▶ RECORD EXTRACTS:
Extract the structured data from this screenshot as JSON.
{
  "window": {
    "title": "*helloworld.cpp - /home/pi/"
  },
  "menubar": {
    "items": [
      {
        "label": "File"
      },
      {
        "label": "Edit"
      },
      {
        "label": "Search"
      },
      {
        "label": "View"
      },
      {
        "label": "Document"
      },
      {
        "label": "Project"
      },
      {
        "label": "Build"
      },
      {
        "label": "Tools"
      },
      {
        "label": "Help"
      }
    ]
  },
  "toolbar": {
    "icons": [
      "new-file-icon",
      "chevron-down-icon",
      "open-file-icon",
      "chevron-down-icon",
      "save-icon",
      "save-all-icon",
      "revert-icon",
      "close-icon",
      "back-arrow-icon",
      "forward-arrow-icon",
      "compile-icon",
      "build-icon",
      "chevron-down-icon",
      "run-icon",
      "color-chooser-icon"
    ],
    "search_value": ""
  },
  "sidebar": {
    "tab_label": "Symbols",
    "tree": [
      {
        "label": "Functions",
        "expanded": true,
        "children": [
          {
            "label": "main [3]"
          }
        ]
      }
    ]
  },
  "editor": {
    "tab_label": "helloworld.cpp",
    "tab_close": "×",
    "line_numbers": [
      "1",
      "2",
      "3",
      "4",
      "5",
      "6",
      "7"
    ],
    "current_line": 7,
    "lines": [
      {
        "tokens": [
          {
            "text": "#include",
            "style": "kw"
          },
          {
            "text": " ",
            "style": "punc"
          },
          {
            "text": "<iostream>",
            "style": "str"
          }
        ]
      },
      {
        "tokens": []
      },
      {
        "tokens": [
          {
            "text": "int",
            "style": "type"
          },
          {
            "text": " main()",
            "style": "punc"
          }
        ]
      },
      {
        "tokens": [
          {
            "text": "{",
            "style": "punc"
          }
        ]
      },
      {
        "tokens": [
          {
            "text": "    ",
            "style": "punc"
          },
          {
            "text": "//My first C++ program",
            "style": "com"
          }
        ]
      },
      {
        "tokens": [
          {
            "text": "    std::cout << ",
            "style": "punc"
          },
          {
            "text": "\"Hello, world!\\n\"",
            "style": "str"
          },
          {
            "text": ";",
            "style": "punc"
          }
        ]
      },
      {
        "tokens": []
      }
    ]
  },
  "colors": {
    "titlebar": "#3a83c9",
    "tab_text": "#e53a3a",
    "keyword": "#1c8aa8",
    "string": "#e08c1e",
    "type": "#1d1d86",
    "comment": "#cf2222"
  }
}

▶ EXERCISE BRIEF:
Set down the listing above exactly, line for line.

▶ RESPONSE BELOW:
Extract the structured data from this screenshot as JSON.
{
  "window": {
    "title": "*helloworld.cpp - /home/pi/"
  },
  "menubar": {
    "items": [
      {
        "label": "File"
      },
      {
        "label": "Edit"
      },
      {
        "label": "Search"
      },
      {
        "label": "View"
      },
      {
        "label": "Document"
      },
      {
        "label": "Project"
      },
      {
        "label": "Build"
      },
      {
        "label": "Tools"
      },
      {
        "label": "Help"
      }
    ]
  },
  "toolbar": {
    "icons": [
      "new-file-icon",
      "chevron-down-icon",
      "open-file-icon",
      "chevron-down-icon",
      "save-icon",
      "save-all-icon",
      "revert-icon",
      "close-icon",
      "back-arrow-icon",
      "forward-arrow-icon",
      "compile-icon",
      "build-icon",
      "chevron-down-icon",
      "run-icon",
      "color-chooser-icon"
    ],
    "search_value": ""
  },
  "sidebar": {
    "tab_label": "Symbols",
    "tree": [
      {
        "label": "Functions",
        "expanded": true,
        "children": [
          {
            "label": "main [3]"
          }
        ]
      }
    ]
  },
  "editor": {
    "tab_label": "helloworld.cpp",
    "tab_close": "×",
    "line_numbers": [
      "1",
      "2",
      "3",
      "4",
      "5",
      "6",
      "7"
    ],
    "current_line": 7,
    "lines": [
      {
        "tokens": [
          {
            "text": "#include",
            "style": "kw"
          },
          {
            "text": " ",
            "style": "punc"
          },
          {
            "text": "<iostream>",
            "style": "str"
          }
        ]
      },
      {
        "tokens": []
      },
      {
        "tokens": [
          {
            "text": "int",
            "style": "type"
          },
          {
            "text": " main()",
            "style": "punc"
          }
        ]
      },
      {
        "tokens": [
          {
            "text": "{",
            "style": "punc"
          }
        ]
      },
      {
        "tokens": [
          {
            "text": "    ",
            "style": "punc"
          },
          {
            "text": "//My first C++ program",
            "style": "com"
          }
        ]
      },
      {
        "tokens": [
          {
            "text": "    std::cout << ",
            "style": "punc"
          },
          {
            "text": "\"Hello, world!\\n\"",
            "style": "str"
          },
          {
            "text": ";",
            "style": "punc"
          }
        ]
      },
      {
        "tokens": []
      }
    ]
  },
  "colors": {
    "titlebar": "#3a83c9",
    "tab_text": "#e53a3a",
    "keyword": "#1c8aa8",
    "string": "#e08c1e",
    "type": "#1d1d86",
    "comment": "#cf2222"
  }
}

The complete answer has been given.